By Rosalind Scutt
I love quirky statistics, especially those that look difficult to collate and utterly irrelevant like this one: it would take you 31.7 years to count off a billion seconds.
Then there’s the more useful kind, the everyday statistics trotted out by the banks or the Reserve Bank of Australia, the type that tell us what proportion of us are rich or poor (or poor but delusionally rich due to colossal credit card spending — surely the banks’ favourite).
But undoubtedly the most interesting statistic I’ve seen of late (aside from the statistics relating to the IMF Australia-led class action against the banks) is this: “Nearly 13 percent of Australia’s greenhouse gas emissions are due to home energy use,” (so said the CSIRO in a media release last month).
In an election cycle where the Emissions Trading Scheme was shelved, the insulation scheme failed and Copenhagen Climate Change Conference capitulated, the planet keeps getting hotter. It seems obvious then that new pledges to manage Australia’s response to global warming will play a massive part in winning government.
With this in mind I’m hoping the relevant policy makers will note the incredible achievement made recently by CSRIO in the completion of Australia’s first zero-emission house, the AusZEH.
Designed to fit the Australian climate — and the lifestyle of a typical middle-income family — the AusZEH was officially opened 30km north of Melbourne’s CBD.
“The eight-star energy-efficiency-rated AusZEH showcases off-the-shelf building and renewable energy-generation technologies, and new future-ready energy management systems,” CSIRO said.
“The AusZEH is designed to produce enough ‘zero-emission’ electricity from 6kW solar panels to supply all the operating energy needs of the household so that its net total CO2 or other greenhouse gas emissions is zero,” CSIRO said.
The AusZEH is modelled on Henley’s “Kube” range, from which a six-star house is estimated to cost around $253,900, the Sydney Morning Herald reported. To upgrade to an eight-star rating would cost an estimated extra $20,000. In addition, solar panels cost an extra $20,000. Which all seems rather reasonable.
The director of CSIRO’s Energy Transformed Flagship research program, Dr Alex Wonhas, said the uptake of zero-emission housing in Australia could have a significant impact on reducing emissions nationwide.

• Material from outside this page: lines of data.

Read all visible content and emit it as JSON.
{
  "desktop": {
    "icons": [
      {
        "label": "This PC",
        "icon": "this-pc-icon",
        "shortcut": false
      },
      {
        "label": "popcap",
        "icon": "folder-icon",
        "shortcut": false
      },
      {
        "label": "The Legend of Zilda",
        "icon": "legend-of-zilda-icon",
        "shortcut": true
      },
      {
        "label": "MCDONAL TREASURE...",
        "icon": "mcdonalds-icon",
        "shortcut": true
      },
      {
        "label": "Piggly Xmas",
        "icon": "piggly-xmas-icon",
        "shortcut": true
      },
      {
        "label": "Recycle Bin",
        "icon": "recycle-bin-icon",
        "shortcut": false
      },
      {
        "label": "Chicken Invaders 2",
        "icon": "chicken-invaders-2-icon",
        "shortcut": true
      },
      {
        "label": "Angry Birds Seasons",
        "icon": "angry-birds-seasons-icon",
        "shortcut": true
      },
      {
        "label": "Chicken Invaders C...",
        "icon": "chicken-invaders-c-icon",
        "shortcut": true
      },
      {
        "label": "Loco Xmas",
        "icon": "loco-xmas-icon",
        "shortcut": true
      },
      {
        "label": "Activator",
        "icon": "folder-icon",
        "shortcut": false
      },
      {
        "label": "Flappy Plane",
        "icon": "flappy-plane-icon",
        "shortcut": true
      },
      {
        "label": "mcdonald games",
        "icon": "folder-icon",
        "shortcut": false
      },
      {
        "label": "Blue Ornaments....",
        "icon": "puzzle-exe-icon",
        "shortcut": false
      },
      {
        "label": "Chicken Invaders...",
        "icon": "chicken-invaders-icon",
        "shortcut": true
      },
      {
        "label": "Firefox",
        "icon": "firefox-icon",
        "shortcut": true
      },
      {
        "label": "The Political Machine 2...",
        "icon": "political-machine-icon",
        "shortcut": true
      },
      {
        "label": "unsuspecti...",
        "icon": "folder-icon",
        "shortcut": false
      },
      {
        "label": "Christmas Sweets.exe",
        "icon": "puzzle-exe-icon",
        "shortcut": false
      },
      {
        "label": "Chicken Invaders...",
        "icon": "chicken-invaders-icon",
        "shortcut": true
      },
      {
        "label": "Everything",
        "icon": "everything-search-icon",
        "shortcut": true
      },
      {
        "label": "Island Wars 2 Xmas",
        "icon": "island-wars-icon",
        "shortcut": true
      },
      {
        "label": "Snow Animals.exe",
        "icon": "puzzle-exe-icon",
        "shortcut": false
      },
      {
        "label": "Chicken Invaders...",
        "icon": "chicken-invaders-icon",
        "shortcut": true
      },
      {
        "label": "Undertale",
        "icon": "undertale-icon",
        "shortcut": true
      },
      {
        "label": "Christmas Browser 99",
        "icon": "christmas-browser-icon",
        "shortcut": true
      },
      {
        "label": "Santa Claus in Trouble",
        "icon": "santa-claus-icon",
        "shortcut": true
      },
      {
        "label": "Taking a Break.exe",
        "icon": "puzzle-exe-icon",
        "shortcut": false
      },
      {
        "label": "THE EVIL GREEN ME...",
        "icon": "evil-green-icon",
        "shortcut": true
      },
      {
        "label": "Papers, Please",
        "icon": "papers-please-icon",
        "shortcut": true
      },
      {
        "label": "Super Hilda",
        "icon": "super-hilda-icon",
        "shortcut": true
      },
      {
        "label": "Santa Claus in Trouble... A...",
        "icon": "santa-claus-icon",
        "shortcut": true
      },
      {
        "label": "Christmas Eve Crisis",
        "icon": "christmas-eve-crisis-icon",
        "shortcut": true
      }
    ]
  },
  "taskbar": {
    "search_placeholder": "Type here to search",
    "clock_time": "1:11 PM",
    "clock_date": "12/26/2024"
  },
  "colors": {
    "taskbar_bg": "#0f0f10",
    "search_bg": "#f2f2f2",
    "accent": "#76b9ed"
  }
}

Given Australia’s current population projections of 35.9 million by 2050, the building of millions of new dwellings in line with the AusZEH design could single-handedly reduce Australia’s emissions without the need for extra taxes.
“CSIRO scientists estimate that if all the new housing built in Australia between 2011 and 2020 were zero-emission houses, 63 million tons of greenhouse gas (GHG) emissions would be saved,” Dr Wonhas said.
“This would be equivalent to taking all of Australia’s private cars off the road for two years and 237 days, or closing all Australia’s power stations for up to 100 days.”
But having commissioned the research and received the advice, I’m betting two to one the federal government won’t mandate it.